INPUT DATA:

────────────────────

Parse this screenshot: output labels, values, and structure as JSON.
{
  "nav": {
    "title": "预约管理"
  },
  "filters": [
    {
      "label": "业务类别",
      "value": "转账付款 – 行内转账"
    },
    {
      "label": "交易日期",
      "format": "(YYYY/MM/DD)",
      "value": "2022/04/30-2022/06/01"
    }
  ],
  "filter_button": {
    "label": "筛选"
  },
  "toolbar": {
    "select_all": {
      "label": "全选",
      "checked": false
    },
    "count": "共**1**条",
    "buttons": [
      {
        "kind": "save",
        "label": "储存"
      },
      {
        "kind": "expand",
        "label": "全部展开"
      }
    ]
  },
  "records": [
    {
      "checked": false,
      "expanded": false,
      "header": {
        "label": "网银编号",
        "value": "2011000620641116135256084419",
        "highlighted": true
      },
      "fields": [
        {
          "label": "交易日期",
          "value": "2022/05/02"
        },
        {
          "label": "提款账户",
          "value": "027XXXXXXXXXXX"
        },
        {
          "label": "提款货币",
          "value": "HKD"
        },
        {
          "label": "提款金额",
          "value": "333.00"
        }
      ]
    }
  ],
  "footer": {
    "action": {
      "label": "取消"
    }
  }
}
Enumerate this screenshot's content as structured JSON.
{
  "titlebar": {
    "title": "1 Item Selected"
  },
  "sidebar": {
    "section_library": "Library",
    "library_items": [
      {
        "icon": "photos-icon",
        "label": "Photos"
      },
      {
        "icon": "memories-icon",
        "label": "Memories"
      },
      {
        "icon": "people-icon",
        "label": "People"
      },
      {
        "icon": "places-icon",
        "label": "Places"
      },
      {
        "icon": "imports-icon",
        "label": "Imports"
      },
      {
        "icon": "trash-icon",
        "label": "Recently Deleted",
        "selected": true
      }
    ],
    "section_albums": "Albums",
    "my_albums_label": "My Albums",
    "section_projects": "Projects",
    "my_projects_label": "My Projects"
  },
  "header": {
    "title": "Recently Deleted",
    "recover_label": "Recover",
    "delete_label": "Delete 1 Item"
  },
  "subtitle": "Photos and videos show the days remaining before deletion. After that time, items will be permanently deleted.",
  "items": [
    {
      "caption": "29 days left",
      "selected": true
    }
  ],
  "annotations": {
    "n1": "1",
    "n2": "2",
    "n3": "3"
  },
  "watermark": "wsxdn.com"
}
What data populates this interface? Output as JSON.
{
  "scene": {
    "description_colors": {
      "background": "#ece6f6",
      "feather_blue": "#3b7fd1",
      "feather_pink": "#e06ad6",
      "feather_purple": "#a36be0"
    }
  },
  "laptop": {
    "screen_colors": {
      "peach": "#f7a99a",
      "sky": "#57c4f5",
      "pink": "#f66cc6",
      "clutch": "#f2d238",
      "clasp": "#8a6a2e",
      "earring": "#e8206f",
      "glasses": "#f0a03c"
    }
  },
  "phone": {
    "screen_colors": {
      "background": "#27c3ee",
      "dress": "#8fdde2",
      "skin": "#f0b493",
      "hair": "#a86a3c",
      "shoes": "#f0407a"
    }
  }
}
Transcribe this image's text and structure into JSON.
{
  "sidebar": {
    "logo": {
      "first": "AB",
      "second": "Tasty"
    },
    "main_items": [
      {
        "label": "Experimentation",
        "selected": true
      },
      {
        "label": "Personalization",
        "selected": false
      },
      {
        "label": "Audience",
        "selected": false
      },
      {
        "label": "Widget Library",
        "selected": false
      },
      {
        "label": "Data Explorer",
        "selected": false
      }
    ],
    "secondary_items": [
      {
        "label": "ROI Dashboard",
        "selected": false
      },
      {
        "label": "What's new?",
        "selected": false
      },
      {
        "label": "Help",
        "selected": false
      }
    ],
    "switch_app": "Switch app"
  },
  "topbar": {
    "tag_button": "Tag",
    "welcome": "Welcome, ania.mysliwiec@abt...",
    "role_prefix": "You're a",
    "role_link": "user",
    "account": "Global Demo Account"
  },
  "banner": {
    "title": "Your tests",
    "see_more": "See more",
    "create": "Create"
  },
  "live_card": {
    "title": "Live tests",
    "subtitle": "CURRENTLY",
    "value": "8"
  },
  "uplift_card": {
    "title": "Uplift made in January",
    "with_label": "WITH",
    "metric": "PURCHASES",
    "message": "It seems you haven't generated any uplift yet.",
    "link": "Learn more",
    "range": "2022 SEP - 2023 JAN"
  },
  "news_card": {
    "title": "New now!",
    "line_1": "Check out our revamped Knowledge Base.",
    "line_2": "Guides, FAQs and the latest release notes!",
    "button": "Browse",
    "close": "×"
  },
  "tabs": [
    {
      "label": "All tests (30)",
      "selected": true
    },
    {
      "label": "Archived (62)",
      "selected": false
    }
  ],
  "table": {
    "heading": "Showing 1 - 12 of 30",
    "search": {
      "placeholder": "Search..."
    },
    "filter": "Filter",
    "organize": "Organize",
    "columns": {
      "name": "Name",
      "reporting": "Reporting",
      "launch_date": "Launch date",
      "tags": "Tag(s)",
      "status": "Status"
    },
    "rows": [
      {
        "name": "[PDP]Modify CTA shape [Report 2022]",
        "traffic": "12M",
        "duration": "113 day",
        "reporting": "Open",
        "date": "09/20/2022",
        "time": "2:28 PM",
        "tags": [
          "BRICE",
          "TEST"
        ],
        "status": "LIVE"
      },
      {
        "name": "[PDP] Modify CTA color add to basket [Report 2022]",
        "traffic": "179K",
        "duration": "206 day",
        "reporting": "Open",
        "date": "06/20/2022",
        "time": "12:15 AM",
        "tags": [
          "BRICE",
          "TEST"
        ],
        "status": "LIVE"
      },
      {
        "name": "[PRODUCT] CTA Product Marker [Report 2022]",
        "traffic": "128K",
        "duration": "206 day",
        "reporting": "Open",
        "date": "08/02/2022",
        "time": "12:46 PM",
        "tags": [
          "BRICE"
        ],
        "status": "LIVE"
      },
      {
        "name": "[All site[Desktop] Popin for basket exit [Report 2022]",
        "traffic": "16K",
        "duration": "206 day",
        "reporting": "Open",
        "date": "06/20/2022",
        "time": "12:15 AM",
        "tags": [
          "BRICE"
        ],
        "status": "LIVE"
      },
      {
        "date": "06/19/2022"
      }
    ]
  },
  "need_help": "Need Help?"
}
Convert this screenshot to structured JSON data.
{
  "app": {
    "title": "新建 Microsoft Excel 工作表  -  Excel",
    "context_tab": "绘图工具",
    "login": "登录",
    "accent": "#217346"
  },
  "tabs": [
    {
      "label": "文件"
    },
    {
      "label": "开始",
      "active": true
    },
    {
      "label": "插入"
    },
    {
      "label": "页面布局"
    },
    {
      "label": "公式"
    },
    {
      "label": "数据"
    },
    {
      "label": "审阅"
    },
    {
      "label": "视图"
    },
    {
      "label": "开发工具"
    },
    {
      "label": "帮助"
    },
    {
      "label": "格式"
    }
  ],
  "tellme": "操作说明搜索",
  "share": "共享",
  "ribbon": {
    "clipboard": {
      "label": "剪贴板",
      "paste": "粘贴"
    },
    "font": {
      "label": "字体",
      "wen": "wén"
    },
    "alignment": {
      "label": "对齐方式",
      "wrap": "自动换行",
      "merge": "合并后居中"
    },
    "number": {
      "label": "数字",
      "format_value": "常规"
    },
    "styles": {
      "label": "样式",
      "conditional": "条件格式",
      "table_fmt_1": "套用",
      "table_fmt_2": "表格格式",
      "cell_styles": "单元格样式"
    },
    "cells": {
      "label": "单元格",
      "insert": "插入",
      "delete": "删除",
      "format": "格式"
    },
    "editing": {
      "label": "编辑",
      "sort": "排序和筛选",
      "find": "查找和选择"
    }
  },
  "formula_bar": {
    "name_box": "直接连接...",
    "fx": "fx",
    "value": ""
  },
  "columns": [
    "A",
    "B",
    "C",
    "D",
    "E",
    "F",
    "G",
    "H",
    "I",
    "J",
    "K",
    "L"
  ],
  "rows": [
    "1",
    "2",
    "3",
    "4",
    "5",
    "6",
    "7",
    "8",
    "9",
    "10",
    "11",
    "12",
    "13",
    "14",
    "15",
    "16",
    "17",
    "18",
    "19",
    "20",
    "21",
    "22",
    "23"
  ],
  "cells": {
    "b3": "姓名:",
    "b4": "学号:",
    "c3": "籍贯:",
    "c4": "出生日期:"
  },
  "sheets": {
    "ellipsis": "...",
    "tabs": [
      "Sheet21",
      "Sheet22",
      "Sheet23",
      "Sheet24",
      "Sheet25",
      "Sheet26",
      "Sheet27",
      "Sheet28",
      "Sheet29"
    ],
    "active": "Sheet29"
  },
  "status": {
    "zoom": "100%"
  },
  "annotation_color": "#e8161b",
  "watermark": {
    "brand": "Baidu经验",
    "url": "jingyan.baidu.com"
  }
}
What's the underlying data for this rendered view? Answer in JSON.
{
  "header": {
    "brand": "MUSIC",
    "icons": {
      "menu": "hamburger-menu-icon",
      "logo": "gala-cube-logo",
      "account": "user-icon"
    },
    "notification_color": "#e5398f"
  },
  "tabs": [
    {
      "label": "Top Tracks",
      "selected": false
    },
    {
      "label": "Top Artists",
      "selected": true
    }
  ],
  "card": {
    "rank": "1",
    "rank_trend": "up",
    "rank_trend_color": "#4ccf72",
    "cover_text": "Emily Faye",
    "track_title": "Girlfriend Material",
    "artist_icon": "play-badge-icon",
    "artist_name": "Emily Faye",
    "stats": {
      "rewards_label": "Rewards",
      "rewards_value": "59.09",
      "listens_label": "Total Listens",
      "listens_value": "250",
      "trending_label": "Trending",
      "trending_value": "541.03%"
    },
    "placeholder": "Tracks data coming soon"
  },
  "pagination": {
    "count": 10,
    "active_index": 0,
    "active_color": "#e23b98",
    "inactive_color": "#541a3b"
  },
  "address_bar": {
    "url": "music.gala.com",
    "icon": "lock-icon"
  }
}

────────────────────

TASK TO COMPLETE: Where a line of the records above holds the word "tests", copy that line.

RESPONSE:
    "title": "Your tests",
    "title": "Live tests",
      "label": "All tests (30)",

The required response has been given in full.